Carmyne Paschall Payton, a sophomore in high school, collapsed while running laps.
Payton's mother, Tiffany Wofford, tells KABC's sister station, WABC-TV, she received a phone call and raced to the school, and she was watching as responders tried to resuscitate her son.
"He never woke up," she said through tears. "He never woke up."
Wofford, still in absolute shock over what happened to her son, said the basketball team was something that had become a recent passion for him.
"And he's like, 'Mom, I made the cut! I'm so excited,'" she said.
She said she initially figured her son had broken a wrist or something, never suspecting it would be so much worse.
"I wasn't going there expecting to see that," she said. "I just want to know what happened. I just want to know if the autopsy can tell me something."
Doctors say about 90% of issues like this in high school sports can be picked up by simple electrocardiograms - but should a basic cardiac exam be required for high school sports?
As for Carmyne, Wofford says he was cleared in August at a basic physical and in good overall health.

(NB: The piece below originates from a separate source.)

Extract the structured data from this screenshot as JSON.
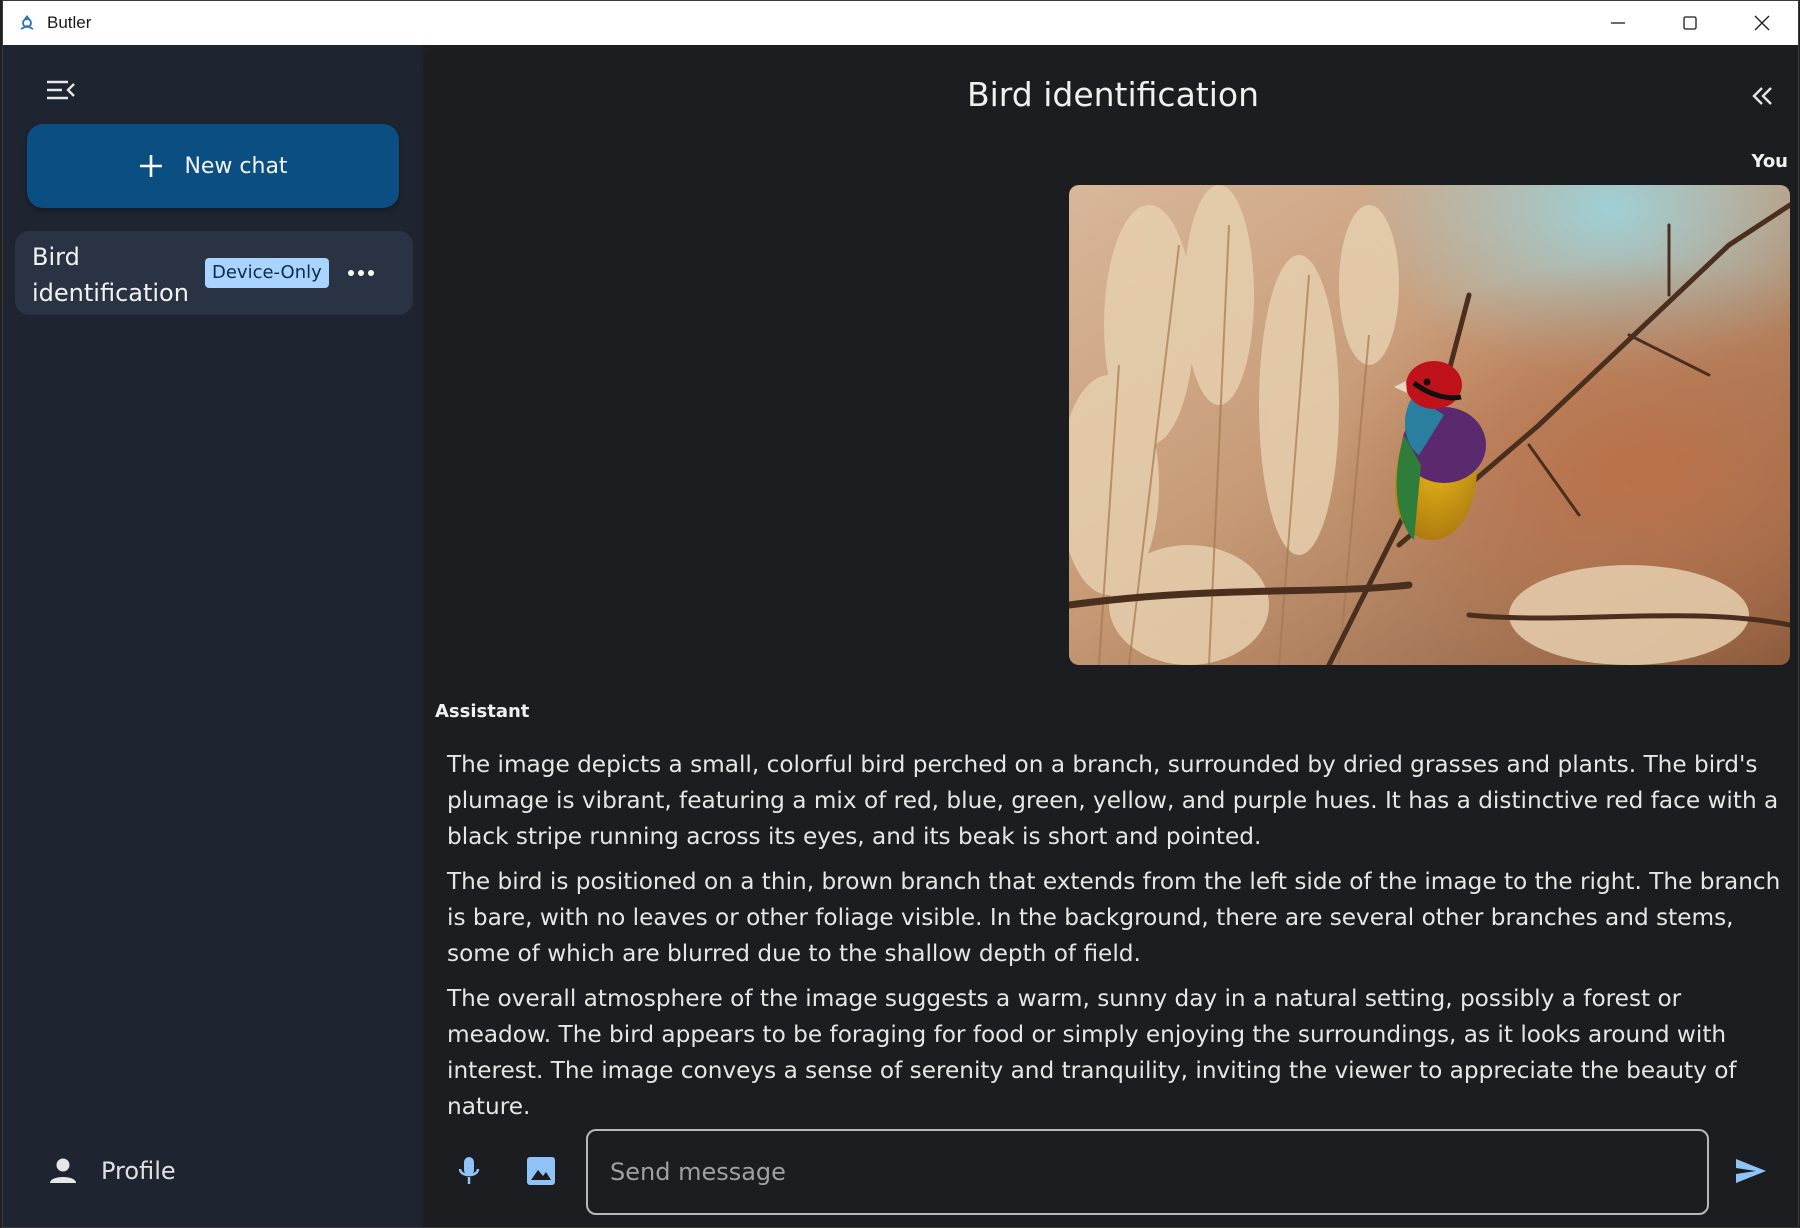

Now, the family is dealing with a loss too much to bear. Carmyne has one older brother and three younger sisters.
"Anything I asked, he was like, 'OK mom, OK mom, OK mom,'" Wofford said. "I don't know. I don't know what I'm going to do without him."